From class to community, a teacher learns to heal
By Creative Associates International
September 6, 2013
In the blazing days of South Sudan’s hot season, families retreat for naps in their rakubas, outdoor structures used for relaxing in the shade. But Dorina Joseph, the only teacher in the village of Aweil Jedid, has put hers to another use: providing free education to children who cannot afford official school fees.
“Most of the time, students are just at home, sad and isolated from their fellow students who are able to attend the formal school,” says Dorina. “If we do not help now, these kids will end up being street children.”
After a long day teaching at Lokoloko Primary School, Dorina now returns to eager pupils who have camped out at her home waiting for her to teach them, too.
She did not always have such a positive relationship with young students. In the schoolroom, she used to beat them with a cane when they misbehaved. She found them rude when they were easily distracted, fell asleep, or just sat there crying.
It wasn’t until Dorina received training from USAID’s Health, Education and Reconciliation (HEAR) Project that she recognized these students were not rude, but traumatized by violence and war. The training taught her to identify children with psychosocial issues and find ways to deal with them other than corporal punishment.
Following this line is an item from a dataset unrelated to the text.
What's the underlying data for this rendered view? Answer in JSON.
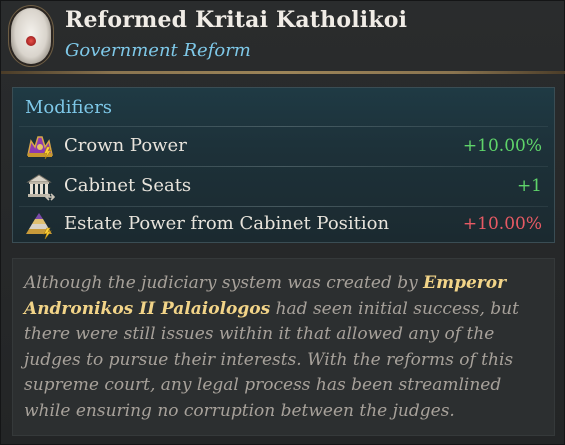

As her teaching style changed, she noticed students becoming friendlier and seeking her out to discuss the issues affecting them. She began to listen more, and judge less. “I felt like a whole new teacher,” Dorina says.
The training also opened her eyes to the scope of the problem in Aweil Jedid—a village largely populated by destitute returnees from Sudan. Plenty of parents also needed psychosocial support, and were especially stressed over their inability to pay their children’s 70 South Sudanese pound ($25) school fees.
Dorina and her husband, Evaristo Khamis, set out to address both problems at once. They transformed their rakuba into a makeshift classroom, with a few salvaged benches and a blackboard hung on a pole. Then, using the lessons from the HEAR training, the couple started a community psychosocial group to help its members cope with their issues, and improve their economic standing.
With 45 members, the group is now learning to sew, bake and grow vegetables in the hopes of starting small businesses that will generate income.
“We are looking towards the bright future of our children,” says group member Christina Joseph. “When we raise the school fees, they will be better than us in the future.”
State Minister of Education, Dr. Adil Athenesio, said he was previously skeptical of short trainings provided by international organizations, but that HEAR had changed his mind.
“I have been proved wrong with the quality of trainings that the HEAR project carried out,” he said as he gave Dorina a standing ovation at the project’s closing event. “The results have been so tangible within a short time.”